- **Exercise goal**
Copy out every line of the listing in which "title" appears.
--*--
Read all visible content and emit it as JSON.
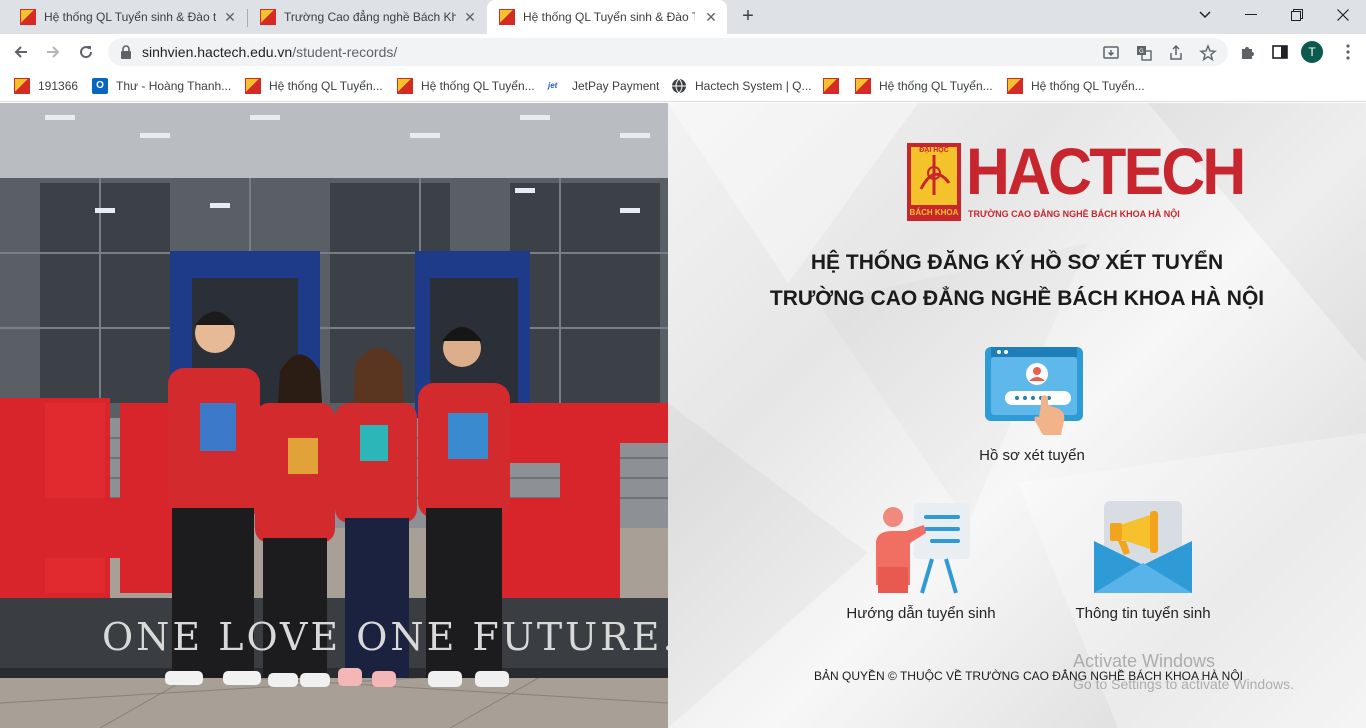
{
  "browser": {
    "tabs": [
      {
        "title": "Hệ thống QL Tuyển sinh & Đào tạo",
        "active": false
      },
      {
        "title": "Trường Cao đẳng nghề Bách Khoa",
        "active": false
      },
      {
        "title": "Hệ thống QL Tuyển sinh & Đào Tạo",
        "active": true
      }
    ],
    "url_host": "sinhvien.hactech.edu.vn",
    "url_path": "/student-records/",
    "profile_initial": "T",
    "bookmarks": [
      {
        "label": "191366",
        "icon": "hactech-favicon"
      },
      {
        "label": "Thư - Hoàng Thanh...",
        "icon": "outlook-icon"
      },
      {
        "label": "Hệ thống QL Tuyển...",
        "icon": "hactech-favicon"
      },
      {
        "label": "Hệ thống QL Tuyển...",
        "icon": "hactech-favicon"
      },
      {
        "label": "JetPay Payment",
        "icon": "jetpay-icon"
      },
      {
        "label": "Hactech System | Q...",
        "icon": "globe-icon"
      },
      {
        "label": "",
        "icon": "hactech-favicon"
      },
      {
        "label": "Hệ thống QL Tuyển...",
        "icon": "hactech-favicon"
      },
      {
        "label": "Hệ thống QL Tuyển...",
        "icon": "hactech-favicon"
      }
    ]
  },
  "photo": {
    "slogan": "ONE LOVE ONE FUTURE."
  },
  "logo": {
    "brand": "HACTECH",
    "tagline": "TRƯỜNG CAO ĐẲNG NGHỀ BÁCH KHOA HÀ NỘI",
    "emblem_top": "ĐẠI HỌC",
    "emblem_bottom": "BÁCH KHOA"
  },
  "page": {
    "heading_line1": "HỆ THỐNG ĐĂNG KÝ HỒ SƠ XÉT TUYỂN",
    "heading_line2": "TRƯỜNG CAO ĐẲNG NGHỀ BÁCH KHOA HÀ NỘI",
    "features": [
      {
        "label": "Hồ sơ xét tuyển",
        "icon": "profile-login-icon"
      },
      {
        "label": "Hướng dẫn tuyển sinh",
        "icon": "presentation-icon"
      },
      {
        "label": "Thông tin tuyển sinh",
        "icon": "megaphone-envelope-icon"
      }
    ],
    "copyright": "BẢN QUYỀN © THUỘC VỀ TRƯỜNG CAO ĐẲNG NGHỀ BÁCH KHOA HÀ NỘI"
  },
  "os_watermark": {
    "line1": "Activate Windows",
    "line2": "Go to Settings to activate Windows."
  },
  "colors": {
    "brand_red": "#c8262e",
    "brand_yellow": "#f4c22b",
    "jacket_red": "#d32a2e"
  }
}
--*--
- **Final answer**
        "title": "Hệ thống QL Tuyển sinh & Đào tạo",
        "title": "Trường Cao đẳng nghề Bách Khoa",
        "title": "Hệ thống QL Tuyển sinh & Đào Tạo",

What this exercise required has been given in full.